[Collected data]
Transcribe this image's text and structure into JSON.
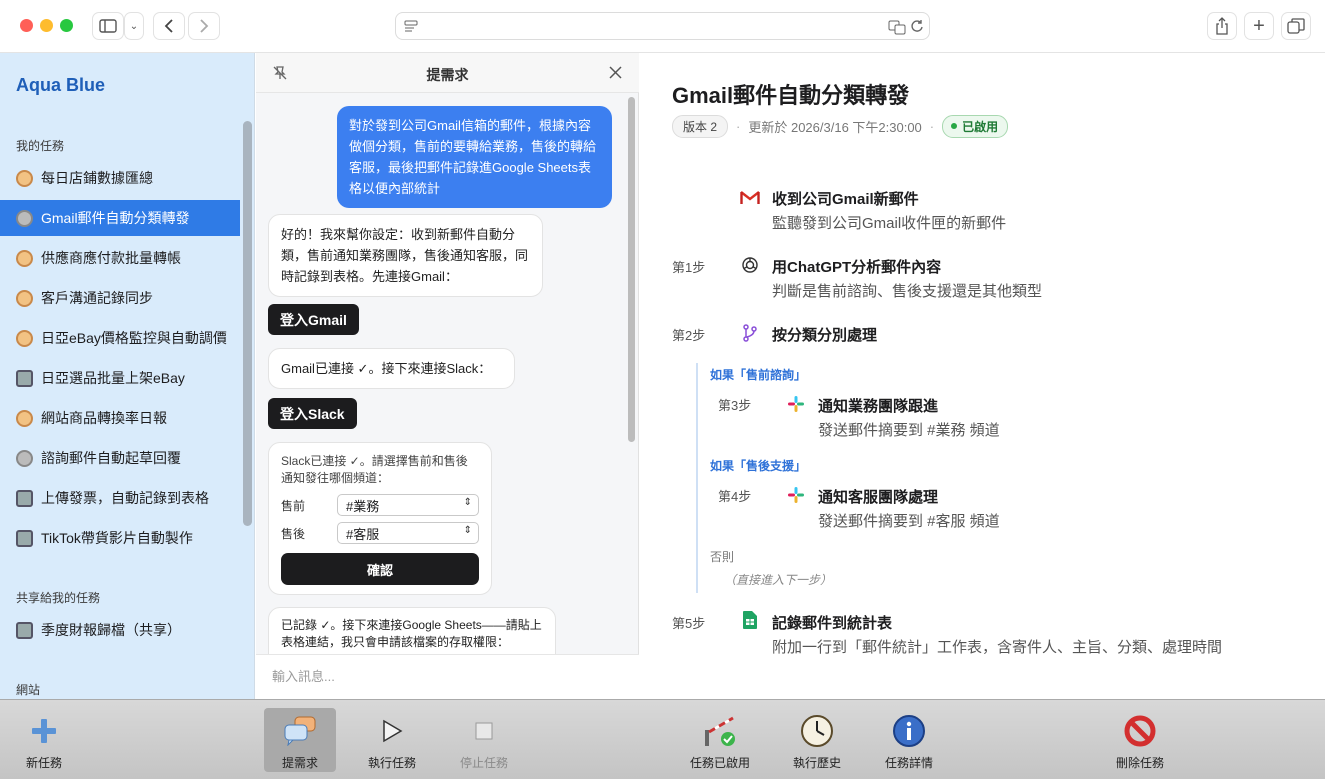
{
  "sidebar": {
    "brand": "Aqua Blue",
    "my_tasks_header": "我的任務",
    "shared_header": "共享給我的任務",
    "site_header": "網站",
    "items": [
      {
        "label": "每日店鋪數據匯總",
        "icon": "clock-icon"
      },
      {
        "label": "Gmail郵件自動分類轉發",
        "icon": "gear-icon"
      },
      {
        "label": "供應商應付款批量轉帳",
        "icon": "clock-icon"
      },
      {
        "label": "客戶溝通記錄同步",
        "icon": "clock-icon"
      },
      {
        "label": "日亞eBay價格監控與自動調價",
        "icon": "clock-icon"
      },
      {
        "label": "日亞選品批量上架eBay",
        "icon": "robot-icon"
      },
      {
        "label": "網站商品轉換率日報",
        "icon": "clock-icon"
      },
      {
        "label": "諮詢郵件自動起草回覆",
        "icon": "gear-icon"
      },
      {
        "label": "上傳發票，自動記錄到表格",
        "icon": "robot-icon"
      },
      {
        "label": "TikTok帶貨影片自動製作",
        "icon": "robot-icon"
      }
    ],
    "shared_items": [
      {
        "label": "季度財報歸檔（共享）",
        "icon": "robot-icon"
      }
    ]
  },
  "chat": {
    "title": "提需求",
    "user_msg": "對於發到公司Gmail信箱的郵件，根據內容做個分類，售前的要轉給業務，售後的轉給客服，最後把郵件記錄進Google Sheets表格以便內部統計",
    "bot_msg1": "好的！我來幫你設定：收到新郵件自動分類，售前通知業務團隊，售後通知客服，同時記錄到表格。先連接Gmail：",
    "login_gmail": "登入Gmail",
    "bot_msg2": "Gmail已連接 ✓。接下來連接Slack：",
    "login_slack": "登入Slack",
    "form_text": "Slack已連接 ✓。請選擇售前和售後通知發往哪個頻道：",
    "presale_label": "售前",
    "presale_value": "#業務",
    "aftersale_label": "售後",
    "aftersale_value": "#客服",
    "confirm": "確認",
    "bot_msg3": "已記錄 ✓。接下來連接Google Sheets——請貼上表格連結，我只會申請該檔案的存取權限：",
    "input_placeholder": "輸入訊息..."
  },
  "main": {
    "title": "Gmail郵件自動分類轉發",
    "version": "版本 2",
    "updated": "更新於 2026/3/16 下午2:30:00",
    "status": "已啟用",
    "trigger": {
      "title": "收到公司Gmail新郵件",
      "desc": "監聽發到公司Gmail收件匣的新郵件"
    },
    "step1": {
      "label": "第1步",
      "title": "用ChatGPT分析郵件內容",
      "desc": "判斷是售前諮詢、售後支援還是其他類型"
    },
    "step2": {
      "label": "第2步",
      "title": "按分類分別處理"
    },
    "cond1": "如果「售前諮詢」",
    "step3": {
      "label": "第3步",
      "title": "通知業務團隊跟進",
      "desc": "發送郵件摘要到 #業務 頻道"
    },
    "cond2": "如果「售後支援」",
    "step4": {
      "label": "第4步",
      "title": "通知客服團隊處理",
      "desc": "發送郵件摘要到 #客服 頻道"
    },
    "else": "否則",
    "passthrough": "（直接進入下一步）",
    "step5": {
      "label": "第5步",
      "title": "記錄郵件到統計表",
      "desc": "附加一行到「郵件統計」工作表，含寄件人、主旨、分類、處理時間"
    }
  },
  "toolbar": {
    "new_task": "新任務",
    "request": "提需求",
    "run": "執行任務",
    "stop": "停止任務",
    "enabled": "任務已啟用",
    "history": "執行歷史",
    "details": "任務詳情",
    "delete": "刪除任務"
  }
}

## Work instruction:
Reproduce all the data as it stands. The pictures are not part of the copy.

## Answer to the problem:
Transcribe this image's text and structure into JSON.
{
  "sidebar": {
    "brand": "Aqua Blue",
    "my_tasks_header": "我的任務",
    "shared_header": "共享給我的任務",
    "site_header": "網站",
    "items": [
      {
        "label": "每日店鋪數據匯總",
        "icon": "clock-icon"
      },
      {
        "label": "Gmail郵件自動分類轉發",
        "icon": "gear-icon"
      },
      {
        "label": "供應商應付款批量轉帳",
        "icon": "clock-icon"
      },
      {
        "label": "客戶溝通記錄同步",
        "icon": "clock-icon"
      },
      {
        "label": "日亞eBay價格監控與自動調價",
        "icon": "clock-icon"
      },
      {
        "label": "日亞選品批量上架eBay",
        "icon": "robot-icon"
      },
      {
        "label": "網站商品轉換率日報",
        "icon": "clock-icon"
      },
      {
        "label": "諮詢郵件自動起草回覆",
        "icon": "gear-icon"
      },
      {
        "label": "上傳發票，自動記錄到表格",
        "icon": "robot-icon"
      },
      {
        "label": "TikTok帶貨影片自動製作",
        "icon": "robot-icon"
      }
    ],
    "shared_items": [
      {
        "label": "季度財報歸檔（共享）",
        "icon": "robot-icon"
      }
    ]
  },
  "chat": {
    "title": "提需求",
    "user_msg": "對於發到公司Gmail信箱的郵件，根據內容做個分類，售前的要轉給業務，售後的轉給客服，最後把郵件記錄進Google Sheets表格以便內部統計",
    "bot_msg1": "好的！我來幫你設定：收到新郵件自動分類，售前通知業務團隊，售後通知客服，同時記錄到表格。先連接Gmail：",
    "login_gmail": "登入Gmail",
    "bot_msg2": "Gmail已連接 ✓。接下來連接Slack：",
    "login_slack": "登入Slack",
    "form_text": "Slack已連接 ✓。請選擇售前和售後通知發往哪個頻道：",
    "presale_label": "售前",
    "presale_value": "#業務",
    "aftersale_label": "售後",
    "aftersale_value": "#客服",
    "confirm": "確認",
    "bot_msg3": "已記錄 ✓。接下來連接Google Sheets——請貼上表格連結，我只會申請該檔案的存取權限：",
    "input_placeholder": "輸入訊息..."
  },
  "main": {
    "title": "Gmail郵件自動分類轉發",
    "version": "版本 2",
    "updated": "更新於 2026/3/16 下午2:30:00",
    "status": "已啟用",
    "trigger": {
      "title": "收到公司Gmail新郵件",
      "desc": "監聽發到公司Gmail收件匣的新郵件"
    },
    "step1": {
      "label": "第1步",
      "title": "用ChatGPT分析郵件內容",
      "desc": "判斷是售前諮詢、售後支援還是其他類型"
    },
    "step2": {
      "label": "第2步",
      "title": "按分類分別處理"
    },
    "cond1": "如果「售前諮詢」",
    "step3": {
      "label": "第3步",
      "title": "通知業務團隊跟進",
      "desc": "發送郵件摘要到 #業務 頻道"
    },
    "cond2": "如果「售後支援」",
    "step4": {
      "label": "第4步",
      "title": "通知客服團隊處理",
      "desc": "發送郵件摘要到 #客服 頻道"
    },
    "else": "否則",
    "passthrough": "（直接進入下一步）",
    "step5": {
      "label": "第5步",
      "title": "記錄郵件到統計表",
      "desc": "附加一行到「郵件統計」工作表，含寄件人、主旨、分類、處理時間"
    }
  },
  "toolbar": {
    "new_task": "新任務",
    "request": "提需求",
    "run": "執行任務",
    "stop": "停止任務",
    "enabled": "任務已啟用",
    "history": "執行歷史",
    "details": "任務詳情",
    "delete": "刪除任務"
  }
}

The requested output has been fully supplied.